GIRLYPOPS! When I tell you I haven’t been broken apart by a book in this way in a long time… I mean it.
A few months ago, my girlfriends and I discovered the literary magic of Madeline Miller. Madeline Miller is a relatively new novelist that mostly focuses on retelling famous Greek myths and legends. She only has two of these novels currently published, and my girlfriends and I had the luck to start with her latest book, Circe, before moving on to her very first novel, The Song of Achilles.
I’m grateful I read her books like that because I adored her latest novel, Circe. I adored the character Circe for who she was and what she stood for. I adored her when she turned men into pigs. And I even adored her when she *spoiler alert* married her lover’s son (which he had with his actual wife!!!).
I will not deny that I have the softest soft spot for a good love story, and The Song of Achilles had the most devastatingly beautiful one that I have ever read. It was quiet and swift and terrifyingly poetic. I could see myself in the narrator, Patroclus. He was a wholly mediocre person, with mediocre skills and personality. In fact, the characteristic that set him apart from others was his unwavering love for Achilles, and his entire identity revolved around it. I felt that while his entire reason for being was tied to Achilles, it wasn’t demeaning.

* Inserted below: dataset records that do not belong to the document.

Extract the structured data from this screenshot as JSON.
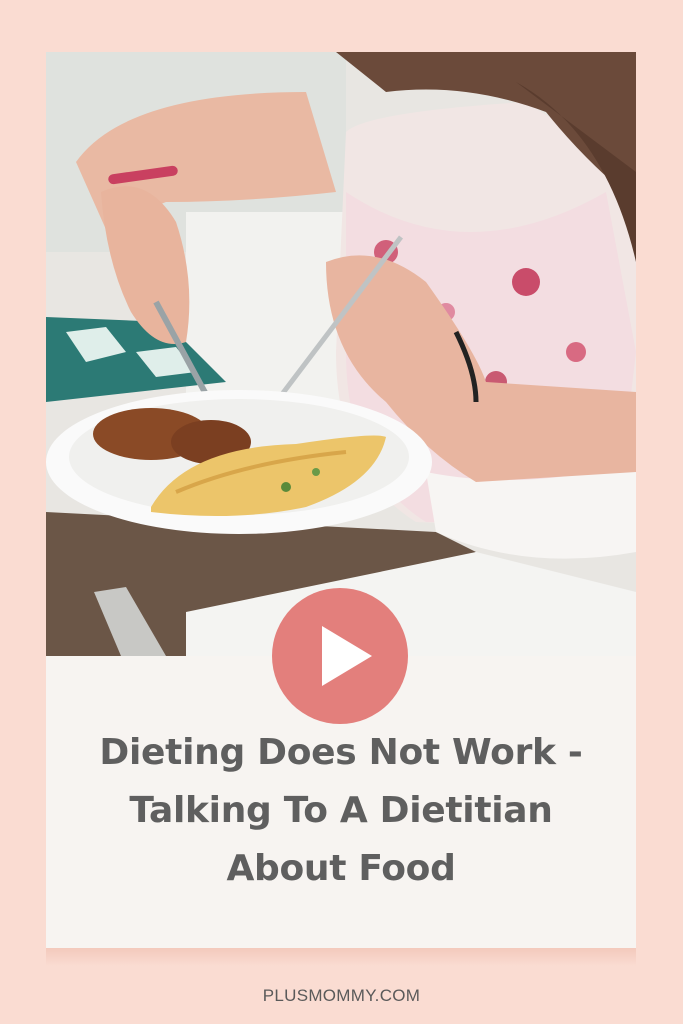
{
  "pin": {
    "title_lines": [
      "Dieting Does Not Work -",
      "Talking To A Dietitian",
      "About Food"
    ],
    "footer": "PLUSMOMMY.COM",
    "icons": {
      "play": "play-icon"
    },
    "colors": {
      "background": "#fadcd2",
      "card": "#f7f4f1",
      "play_button": "#e37f7c",
      "title_text": "#5f5f5f"
    }
  }
}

It formed his character, guided his decisions, and ultimately led to his demise.
I think that’s the beauty of it. Patroclus was so in love with Achilles, so deeply devoted to him that he’d do anything to save his lover’s life; and, Achilles felt the same way, to his very own demise. I don’t mean to romanticize a love that is so intense and blinding that it leads to actions; but, that’s also the fun of reading a fictional story, especially a retelling of a famous Greek story.
A love like this isn’t something any one of us should ever experience (omg I’m BEGGING y’all). Our lives are beautiful on their own, and aren’t dependent on the actions of our lovers. We don’t live to the expectations of a prophecy written before we were even born. Achilles and Patroclus were bound to that love, however, the love that made it evident that one could not simply exist without the other.
So, as one died, it did not feel right. Though my heart felt like it was torn in half because one existed without the other, I knew my heartbreak wouldn’t end. The other had to die as well; and when he did, the tragedy of their love felt complete.